Task goal
Give back each record precisely, pictures excluded.
BEGIN Data provided
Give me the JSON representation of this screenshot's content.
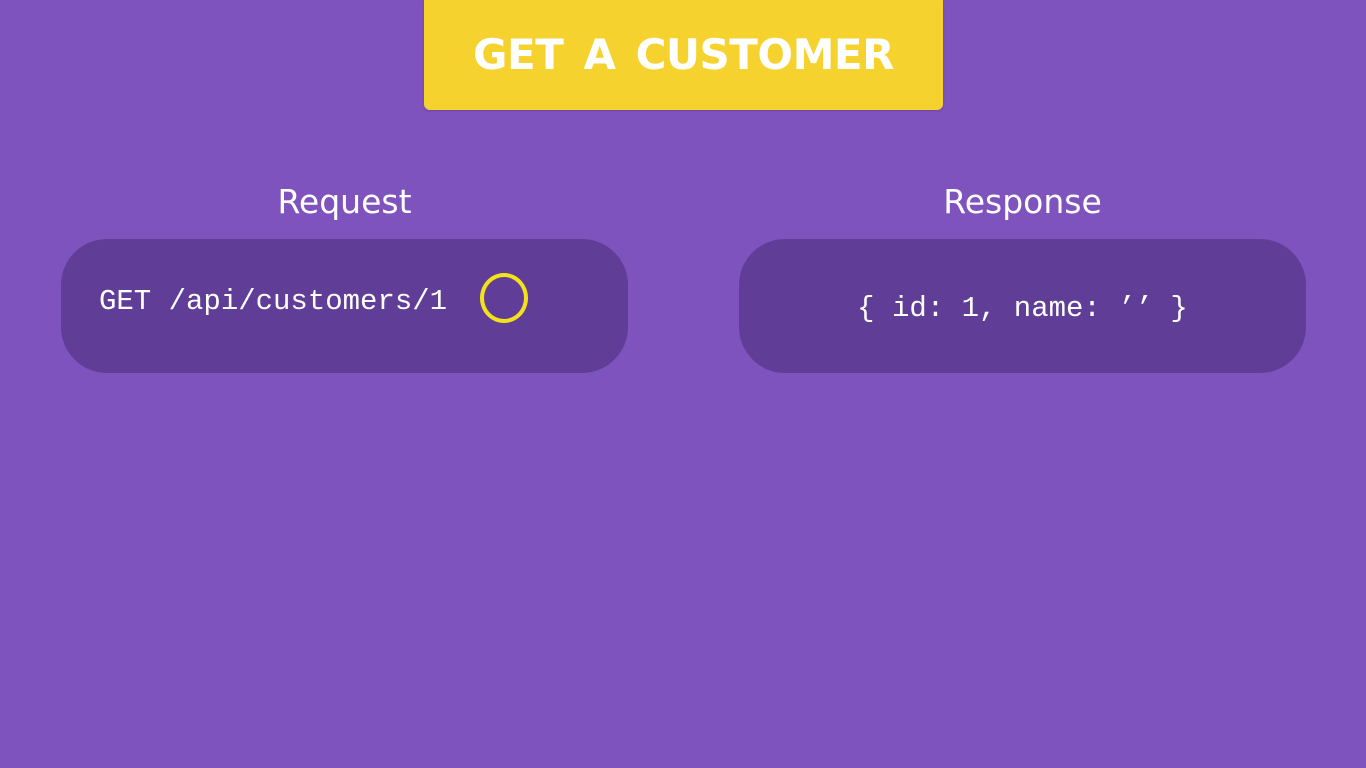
{
  "title": "GET  A CUSTOMER",
  "request": {
    "heading": "Request",
    "code": "GET /api/customers/1"
  },
  "response": {
    "heading": "Response",
    "code": "{ id: 1, name: ’’ }"
  },
  "colors": {
    "background": "#7e53bd",
    "banner": "#f5d22e",
    "panel": "#603d97",
    "highlight": "#f2e21a",
    "text": "#ffffff"
  }
}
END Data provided
Solved exercise
Give me the JSON representation of this screenshot's content.
{
  "title": "GET  A CUSTOMER",
  "request": {
    "heading": "Request",
    "code": "GET /api/customers/1"
  },
  "response": {
    "heading": "Response",
    "code": "{ id: 1, name: ’’ }"
  },
  "colors": {
    "background": "#7e53bd",
    "banner": "#f5d22e",
    "panel": "#603d97",
    "highlight": "#f2e21a",
    "text": "#ffffff"
  }
}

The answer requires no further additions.